Palo Alto residents concerned about the recent flood of cell-tower and antenna proposals should have plenty to complain about in the months ahead as applications continue to flood in.
The subject, which became one of the city's hottest issues earlier this year, will take center state tonight (Monday, May 16), when the City Council considers the city's existing regulations for wireless-communication facilities and possible ways to improve the vetting process.
According to a new report from the city's Planning Department, the need for wireless-communication services is "rapidly increasing" because of capacity demands for data transmittal in the famously high-tech city. Palo Alto is currently processing five cell-tower applications, including a monopole, a "faux tree" antenna, and three modifications to existing facilities, Current Planning Manager Amy French wrote in the report.
She also noted that AT&T has proposed installation of nine "distributed antenna systems" (DAS) on existing utility poles in Palo Alto.
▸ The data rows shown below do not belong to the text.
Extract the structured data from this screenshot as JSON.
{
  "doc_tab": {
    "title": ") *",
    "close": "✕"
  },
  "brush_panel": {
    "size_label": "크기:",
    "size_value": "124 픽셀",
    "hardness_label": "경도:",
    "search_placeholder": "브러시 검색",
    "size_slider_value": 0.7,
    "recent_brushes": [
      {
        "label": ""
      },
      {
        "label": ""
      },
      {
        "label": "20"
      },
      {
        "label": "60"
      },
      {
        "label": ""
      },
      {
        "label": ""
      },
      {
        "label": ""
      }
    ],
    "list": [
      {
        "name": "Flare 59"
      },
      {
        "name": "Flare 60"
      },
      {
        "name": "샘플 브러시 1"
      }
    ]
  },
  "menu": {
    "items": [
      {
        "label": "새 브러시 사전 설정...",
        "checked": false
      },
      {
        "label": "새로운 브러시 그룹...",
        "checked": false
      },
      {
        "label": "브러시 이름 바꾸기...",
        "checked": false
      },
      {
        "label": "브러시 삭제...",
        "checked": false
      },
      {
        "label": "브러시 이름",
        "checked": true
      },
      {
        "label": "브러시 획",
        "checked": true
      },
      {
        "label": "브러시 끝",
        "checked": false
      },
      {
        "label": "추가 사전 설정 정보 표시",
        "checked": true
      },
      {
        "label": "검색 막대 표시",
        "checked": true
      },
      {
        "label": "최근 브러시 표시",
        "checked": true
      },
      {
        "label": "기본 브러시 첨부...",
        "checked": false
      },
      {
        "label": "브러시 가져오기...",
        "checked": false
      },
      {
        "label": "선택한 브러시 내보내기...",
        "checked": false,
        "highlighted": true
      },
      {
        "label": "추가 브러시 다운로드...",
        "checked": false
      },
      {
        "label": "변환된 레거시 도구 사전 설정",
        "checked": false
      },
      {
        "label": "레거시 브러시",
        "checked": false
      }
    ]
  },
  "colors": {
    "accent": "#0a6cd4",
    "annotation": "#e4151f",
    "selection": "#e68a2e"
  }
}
These systems typically require shorter poles than traditional antennas and produce lower radiofrequency emissions.
"These installations are smaller and in some ways less intrusive than a larger monopole, but may still have visual impacts," French wrote. "Many more DAS applications are anticipated to be submitted for City review by AT&T and others."
Cell towers became a subject of major controversy earlier this year when a group of residents in Crescent Park rallied against AT&T's proposal to install a tower at St. Albert the Great Church (the company ultimately pulled its application). On the other hand, AT&T succeeded last month in obtaining the city's approval to install new wireless antennas at Hotel President on University Avenue despite protests from dozens of Hotel residents who feared the new antennas would impact their privacy and, quite possibly, their health.
Given the recent brouhaha, the City Council will devote most of its meeting Monday night to discussing the various issues around the recent applications, including the city's existing wireless facilities and ways to improve the review process.
These proposals include requiring applicants to submit a map illustrating coverage gaps and explaining how the new facility would fill these gaps; requiring applicants to explain why they can't "collocate" the new facilities on existing poles; and more information about radiofrequency emissions from the proposed facilities.
The council meeting will begin at 7 p.m. in the Council Chambers at City Hall.